There’s a common saying: “See it to believe it.” It’s human nature to want to see proof of the information we receive. But the truth is that this doesn’t apply to the air. We can’t see it, but that doesn’t mean it doesn’t exist.
Not only does air exist, but it’s a necessary component of human life. When was the last time you thought about the quality of the air you breathe? Even at home, you might not be able to see if there are harmful pollutants negatively affecting your quality of life.
Measuring Indoor and Outdoor Air Quality
Bad air quality can lead to:
- Family getting cold-like symptoms.
- Family suffering from allergies.
- Household members having a weaker immune system.
To understand how air quality is measured, let’s consider:
- What measures air quality?
- What can contaminate our air at home?
- What range of air quality is measured?
- What is an appropriate measure for good air quality?
Air Quality Instrument
Air quality is measured with an air quality meter that measures the particulate matter found within the air of a specific location. There is a wide range of different meters, each with its distinctive features.
Some instruments measure the outdoor air quality, which can also affect the level of pollutants within a home.
Possible Air Pollutants
Different meters can detect, measure, and monitor levels of various possible air pollutants such as:
- Carbon dioxide
- Carbon monoxide
- Nitrogen dioxide
- Refrigerants like freon
- Hydrogen sulfide
- Different volatile organic compounds
- Other flammable, hazardous, or toxic gases
The levels of any of these pollutants can increase over time and can be causing harm if not detected on time.

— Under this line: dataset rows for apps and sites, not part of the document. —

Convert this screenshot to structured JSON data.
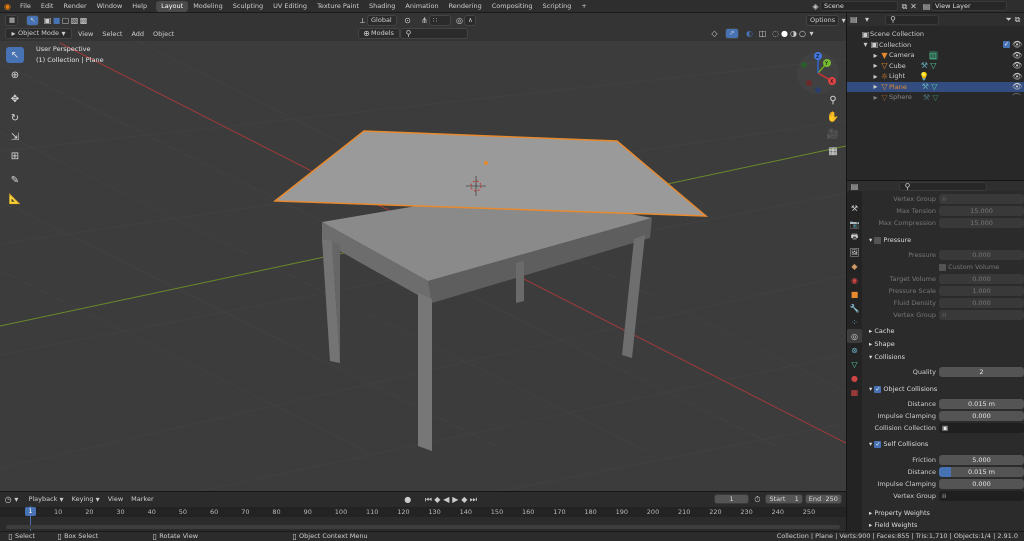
{
  "topbar": {
    "menu": [
      "File",
      "Edit",
      "Render",
      "Window",
      "Help"
    ],
    "workspaces": [
      "Layout",
      "Modeling",
      "Sculpting",
      "UV Editing",
      "Texture Paint",
      "Shading",
      "Animation",
      "Rendering",
      "Compositing",
      "Scripting"
    ],
    "active_workspace": "Layout",
    "add_tab": "+",
    "scene": "Scene",
    "view_layer": "View Layer"
  },
  "viewport": {
    "mode": "Object Mode",
    "menus": [
      "View",
      "Select",
      "Add",
      "Object"
    ],
    "orientation": "Global",
    "snap_target": "Models",
    "options": "Options",
    "overlay_title": "User Perspective",
    "overlay_subtitle": "(1) Collection | Plane",
    "gizmo_axes": {
      "x": "X",
      "y": "Y",
      "z": "Z"
    }
  },
  "outliner": {
    "root": "Scene Collection",
    "collection": "Collection",
    "items": [
      {
        "label": "Camera",
        "selected": false
      },
      {
        "label": "Cube",
        "selected": false
      },
      {
        "label": "Light",
        "selected": false
      },
      {
        "label": "Plane",
        "selected": true
      },
      {
        "label": "Sphere",
        "selected": false
      }
    ]
  },
  "properties": {
    "rows": [
      {
        "label": "Vertex Group",
        "value": "",
        "kind": "group"
      },
      {
        "label": "Max Tension",
        "value": "15.000",
        "kind": "dim"
      },
      {
        "label": "Max Compression",
        "value": "15.000",
        "kind": "dim"
      }
    ],
    "pressure": {
      "title": "Pressure",
      "pressure": {
        "label": "Pressure",
        "value": "0.000"
      },
      "custom_volume": "Custom Volume",
      "target_volume": {
        "label": "Target Volume",
        "value": "0.000"
      },
      "pressure_scale": {
        "label": "Pressure Scale",
        "value": "1.000"
      },
      "fluid_density": {
        "label": "Fluid Density",
        "value": "0.000"
      },
      "vertex_group": "Vertex Group"
    },
    "panels": [
      "Cache",
      "Shape",
      "Collisions"
    ],
    "quality": {
      "label": "Quality",
      "value": "2"
    },
    "object_collisions": {
      "title": "Object Collisions",
      "distance": {
        "label": "Distance",
        "value": "0.015 m"
      },
      "impulse": {
        "label": "Impulse Clamping",
        "value": "0.000"
      },
      "collection": {
        "label": "Collision Collection"
      }
    },
    "self_collisions": {
      "title": "Self Collisions",
      "friction": {
        "label": "Friction",
        "value": "5.000"
      },
      "distance": {
        "label": "Distance",
        "value": "0.015 m"
      },
      "impulse": {
        "label": "Impulse Clamping",
        "value": "0.000"
      },
      "vertex_group": {
        "label": "Vertex Group"
      }
    },
    "bottom_panels": [
      "Property Weights",
      "Field Weights"
    ]
  },
  "timeline": {
    "menus": [
      "Playback",
      "Keying",
      "View",
      "Marker"
    ],
    "current_frame": "1",
    "start_label": "Start",
    "start": "1",
    "end_label": "End",
    "end": "250",
    "ruler": [
      "1",
      "10",
      "20",
      "30",
      "40",
      "50",
      "60",
      "70",
      "80",
      "90",
      "100",
      "110",
      "120",
      "130",
      "140",
      "150",
      "160",
      "170",
      "180",
      "190",
      "200",
      "210",
      "220",
      "230",
      "240",
      "250"
    ]
  },
  "statusbar": {
    "select": "Select",
    "box_select": "Box Select",
    "rotate_view": "Rotate View",
    "context_menu": "Object Context Menu",
    "stats": "Collection | Plane | Verts:900 | Faces:855 | Tris:1,710 | Objects:1/4 | 2.91.0"
  },
  "colors": {
    "accent": "#4772b3",
    "selection": "#e78a2f",
    "grid_red": "#a03a3a",
    "grid_green": "#6a8a2a"
  }
}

Regularly testing your indoor air quality will allow you to sleep more comfortably knowing your family is safe.
Air Quality Range
In the United States, outdoor air quality is measured and reported on the Air Quality Index (AQI). This index ranges from 0 to 500, where higher ranges indicate the higher level of pollution in the air.
When it comes to indoor air quality, it’s not necessarily measured on a scale. Indoor air quality is tested for the various pollutants (listed above) that are found in the air. Apart from those pollutants, indoor air quality tests are particularly interested in detecting particulate matter (PM).
According to the Environmental Protection Agency (EPA), PM refers to a “complex mixture of solid and/or liquid particles suspended in the air.” Particulate matter that has a diameter of 10 micrometers or smaller is a concern with indoor air quality because these particles are inhalable.
What is Good Quality Air?
The ideal levels for outdoor air quality are between an AQI of 0 to 50. For example, Virginia Beach, VA currently counts on good air quality with an AQI of 49.
The air inside our home should be free of most of the harmful pollutants mentioned. Although you can’t expect to remove them all, the levels of certain pollutants must be low.
Can I Measure My Indoor Air Quality?
You might have come across do-it-yourself indoor air quality tests but, they can be inaccurate. If you want to make your home a haven, call the professionals at Air Quality Consultants, Inc.
We have been licensed and insured since 1991 to test air quality in the Richmond and Virginia Beach areas. Contact us today and schedule your indoor air quality test!